As I wrote I imagined the miners greeting the ponies with a pat or a heartening word. The simple act of giving a pony a treat from your pocket might relieve the relentlessness of a hard day’s labour. I remembered the pleasure of feeding a pony, the softness of their muzzle brushing against my palm. In an early draft I had written ‘they stopped to feed them a handful of oats’. Later I changed that to ‘feed them windfall apples’. I liked the sound of ‘windfall apples’ as well as the image of the miners stooping to gather a few apples into their pockets in the morning for the ponies. The bruised apples helped me convey the miners’ sense of identification with the ponies – working together in an alien, threatening environment, bound to an eight hour shift. I imagined the bonds created through their common experience and interdependence. This led to final image of the ponies protecting the miners. John spoke about the ponies’ sensitivity to potential danger. Though they were inured to the blasts of gelignite they would balk at the sound of running water.
Reflecting on the process of writing this poem revealed another inspiration to me, a horse on the farm where I grew up. When I was a child he was already old and his only job was carting hay to the fields on winter mornings. He would pause while my father pulled down a bale, cut the string with his penknife and tossed out hay for the cattle. With a “walk on” from my father the horse would move again. Steady, slow-moving, trustworthy, he was my father’s helpmate and companion.
I worked on drafts of the poem from the day I met John through the summer of 2019 into the winter months, with the poem finally completed in January 2020. Within weeks of its completion I heard the sad news that John Byrne had died. The poem was broadcast later that year as part of the sequence of mining poems in the BBC Radio 4 programme, The Miners’ Way.
When A Change in the Air was published in May 2023 there was a launch party in Glenmalure Lodge, an inn at the heart of our local community. John Byrne’s widow attended and was visibly moved as I introduced and read the poem inspired by her husband. Later, Mary told me they had their wedding reception over sixty years ago in the very room where we held the launch.
Pit Ponies of Glendasan
Hitched to an eight-hour shift
in britchens, hames and traces,
they follow the miners’ carbide lights,
halt under hoppers, turn
on a thruppence and lean into their collars
to pull the five-wagon train.
Low-set cobs from the Curragh,
a piebald and two greys, their hooves
fall heavy as hammers on granite.
They haul lengths of larch for pit props,
pneumatic drills, boxes of gelignite,
and, from time to time, deliver
injured men back to daylight.
The miners pat their necks in passing
and feed them windfall apples –
comrades in toil and first to stall,
legs locked at a sudden rumbling, a change
in the air or the rush of running water.
Find out more and purchase A Change in the Air here.

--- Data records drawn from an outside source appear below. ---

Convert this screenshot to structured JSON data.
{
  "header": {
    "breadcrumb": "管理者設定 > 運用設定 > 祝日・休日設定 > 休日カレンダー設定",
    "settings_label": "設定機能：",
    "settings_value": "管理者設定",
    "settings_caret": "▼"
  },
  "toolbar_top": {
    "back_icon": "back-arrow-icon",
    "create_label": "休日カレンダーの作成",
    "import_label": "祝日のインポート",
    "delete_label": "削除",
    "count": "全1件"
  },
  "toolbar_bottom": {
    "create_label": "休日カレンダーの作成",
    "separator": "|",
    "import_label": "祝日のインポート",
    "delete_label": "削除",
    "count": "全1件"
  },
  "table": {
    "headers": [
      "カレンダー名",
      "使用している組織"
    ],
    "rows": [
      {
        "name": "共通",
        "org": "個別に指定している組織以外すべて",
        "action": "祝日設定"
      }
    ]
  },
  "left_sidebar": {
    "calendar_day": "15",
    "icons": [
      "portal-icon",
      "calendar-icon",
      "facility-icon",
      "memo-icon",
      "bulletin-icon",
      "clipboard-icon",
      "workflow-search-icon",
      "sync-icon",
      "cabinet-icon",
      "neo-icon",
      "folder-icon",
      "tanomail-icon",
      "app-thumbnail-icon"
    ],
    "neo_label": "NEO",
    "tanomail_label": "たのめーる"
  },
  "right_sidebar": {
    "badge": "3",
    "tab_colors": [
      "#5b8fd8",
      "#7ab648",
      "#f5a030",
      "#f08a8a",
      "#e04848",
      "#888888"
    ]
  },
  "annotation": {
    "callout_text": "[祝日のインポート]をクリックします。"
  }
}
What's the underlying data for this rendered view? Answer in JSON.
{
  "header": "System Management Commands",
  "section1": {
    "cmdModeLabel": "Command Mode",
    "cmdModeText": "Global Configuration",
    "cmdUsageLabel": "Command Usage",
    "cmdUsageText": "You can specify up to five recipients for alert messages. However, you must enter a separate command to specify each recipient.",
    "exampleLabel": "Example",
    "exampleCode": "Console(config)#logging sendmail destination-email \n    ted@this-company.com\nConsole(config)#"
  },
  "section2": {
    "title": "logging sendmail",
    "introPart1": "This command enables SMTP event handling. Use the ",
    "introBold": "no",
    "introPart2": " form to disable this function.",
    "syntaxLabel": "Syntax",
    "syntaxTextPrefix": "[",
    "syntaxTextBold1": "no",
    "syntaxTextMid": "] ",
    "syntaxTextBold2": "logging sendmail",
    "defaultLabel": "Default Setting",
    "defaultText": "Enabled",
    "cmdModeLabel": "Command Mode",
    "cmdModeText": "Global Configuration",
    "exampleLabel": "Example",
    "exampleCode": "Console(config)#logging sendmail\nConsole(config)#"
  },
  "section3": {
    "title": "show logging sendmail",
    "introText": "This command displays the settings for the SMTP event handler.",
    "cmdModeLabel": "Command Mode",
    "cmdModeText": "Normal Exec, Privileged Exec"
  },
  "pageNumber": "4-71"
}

Jane Clarke’s third collection is far-reaching and yet precisely rooted in time and place. In luminous language her poems explore how people, landscape and culture shape us. Voices of the past and present reverberate with courage and resilience in the face of poverty, prejudice, war and exile and the everyday losses of living. Across six sequences these intimate poems of unembellished imagery accrue power and resonance in what is essentially a book of love poems to our beautiful, fragile world. A Change in the Air follows Jane Clarke’s widely praised previous collections The River (2015) and When the Tree Falls (2019). A Change in the Air was shortlisted for the Forward Prize for Best Collection 2023 and longlisted for The Laurel Prize 2023.